The Atlanta Braves and star outfielder Ronald Acuña Jr. have agreed to an eight-year, $100 million contract extension. The deal includes two club options at $17 million each year, with a $10 million buyout. In all the deal, if both options are exercised, the Braves max payout is $124 million over ten years.
As far as structure goes, Acuña will earn $1 million in both 2019 and 2020, $5 million in 2021, $15 million in 2022 and $17 million annually from 2023-26. His average annual salary will be $12.4 million. There is no no-trade clause, as the Braves do not hand those out, ever. There is no opt-out. There are not even any incentives in the deal.
Acuña is only 21 years-old, but is already one of the top young stars in the game. Last year he hit .293/.366/.552 with 26 home runs, 64 RBI, 78 runs scored, and 16 stolen bases in 487 plate appearances en route to the 2018 N.L. Rookie of the Year Award. His counting stats might’ve been higher, but the Braves kept him down in the minors a few weeks to gain an extra year of team control. Now they have him for as much as a decade for a very, very modest outlay all things considered.
How modest? Time will tell, but if Acuña fulfills the promise he has shown in his young career the Braves are going to get a serious bargain for 8-10 years of control.
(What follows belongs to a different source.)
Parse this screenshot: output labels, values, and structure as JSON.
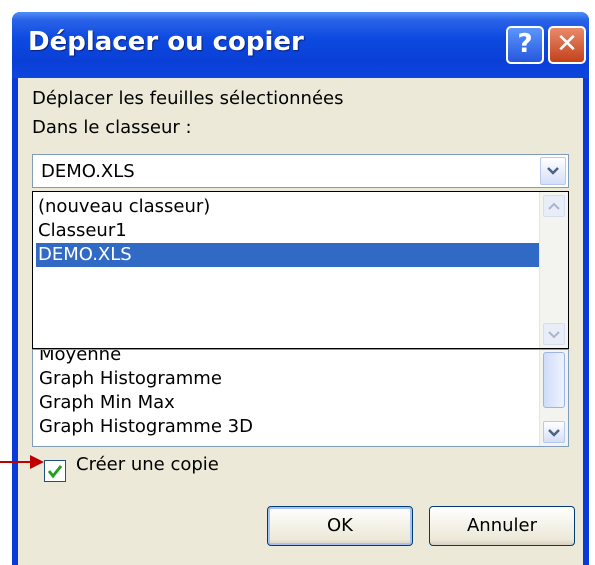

This deal gives the Braves cost-controlled age 27, 28 and 29 seasons which would’ve otherwise been free agent years. Right now guys like Harper, Trout and Machado are making north of $30 million for those years. In several years, what might Acuña have made if he continues on the trajectory most think he will? It’s fair to say that those three seasons alone would run in excess of $100 million and the Braves will get that, plus five more of his prime, for that amount. Three of those years will be arbitration years that, based on the example of Mookie Betts and Nolan Arenado, could be worth more than $20 million a pop. Plus the Braves get the option to keep him beyond it.
Not that Acuña is going to be wanting for anything. It makes total sense for him to take this deal now and to secure his financial future given that he’s many, many years from getting the sort of leverage that can earn him a larger pay day. Such is the new normal with young superstars in Major League Baseball.
MORE: What we mean when we say that $100 million is “a bargain.”